2. Demonstrate awareness of the workings of the British political system, and of recent (and ongoing) political debates.

3. Engage fully with the study of history, and other Humanities and Social Science subjects, through the taking of lecture notes, the undertaking of independent study and active participation in seminar discussion.

4. Apply the key skill of critical, analytical thinking to the examination of historical evidence from a variety of sources in order to then incorporate this analysis of evidence into written work, oral presentations and seminar discussions.

5. Analyse assignment and exam questions, and research and construct an appropriate academic argument in response.

6. Reference secondary and primary sources accurately and appropriately, and construct an accompanying bibliography.

7. Summarise, comment upon and analyse historical arguments and debates in an informed and coherent manner in written work, oral presentations and seminar discussions to a level that will lead to potential success in Year 1 of a BA History or related Humanities or Social Science degree.


Autumn Term
Week 2 Introduction to the Study of history. What is the United Kingdom?
Week 3 A Changing World - From Victorian Britain to 1914
Week 4 The Long Shadow - The Great War and its Aftermath
Week 5 Home Fires - The Inter-War years & WW2 + formative task
Week 6 Changing Relationships – Britain & the Post-War World
Week 7 This is the Modern World - ‘The Long Sixties’
Week 8 Decade of Decline? Britain in the 1970s + Research task
Week 9 Round up - 1900 to 1979 - Preparation for class test
Week 10 Class test (on 1900-1979) - Oral presentations preparation
Week 11 The Thatcher ‘Revolution’ - The 1980s #1 + End of term quiz

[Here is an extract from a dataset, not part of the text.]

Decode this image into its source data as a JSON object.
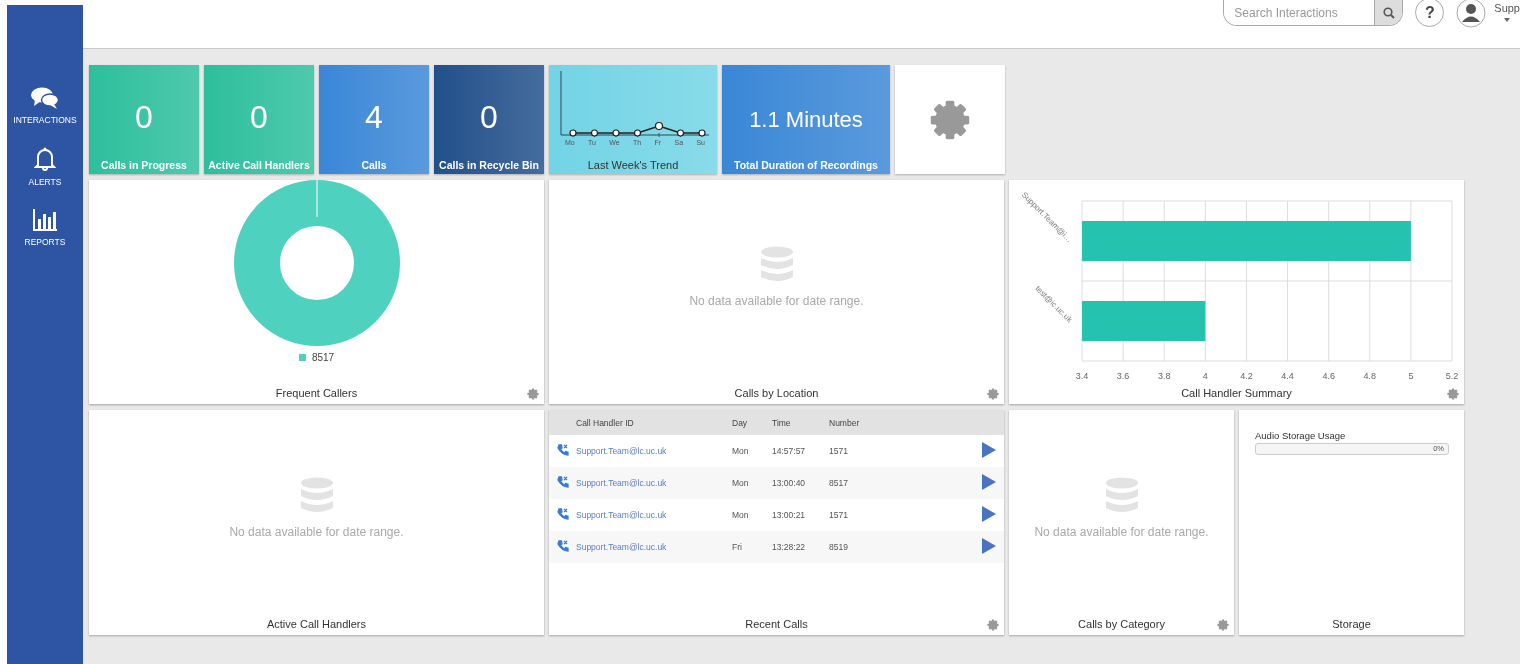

Spring Term
Week 16 Conflict in ‘Thatcher’s Britain’- The 1980s # 2
Week 17 Oral Presentations
Week 18 Identity I: Class and the establishment since 1945
Week 19 Identity II: Religion and Gender since 1945
Week 20 Identity III Race, ethnicity and issues of devolution since 1945
Week 21 Towards the Twenty-First Century – The 90s and the emergence of New Labour
Week 22 Post Millennium Britain 2000-2017 + Round up 1980 to the present Day
Week 23 In Class test #2 Essay workshop #1
Week 24 What does the future hold? Essay workshop #2
Week 25 Essay workshop #3 + End of term quiz

Summer Term
Week 30 Exam Revision #1
Week 31 Exam Revision #2


Coursework will consist of:

1) Oral presentation (10%) - weeks 17-19
Each student will give an individual oral presentation in a seminar class. They should chose the subject themselves making sure it is related to both Britain and the period in question; it should also be suitably focused and discursive.

2) Essay 1,500 words (30%) - week 28
Following on from their oral presentation, the students will then produce an essay connected to the topic they chose for their oral presentation.

3) Two in-class tests (20% and 30%) - weeks 10 and 31
There will also be two in class tests: the first towards the end of the Autumn term, and second towards the end of the Spring term lasting 09 minutes each. The subject areas in the first in-class test will be given in advance (although not the actual questions) in order to enable focused revision.

4) Participation mark (10%)

Non-assessed coursework

A formative task involving research into Remembrance Sunday will provide an opportunity for students to receive from and discuss with the module supervisor some early feedback on their research, presentation and writing skills, and on their engagement with, experience of and general progress on the module so far.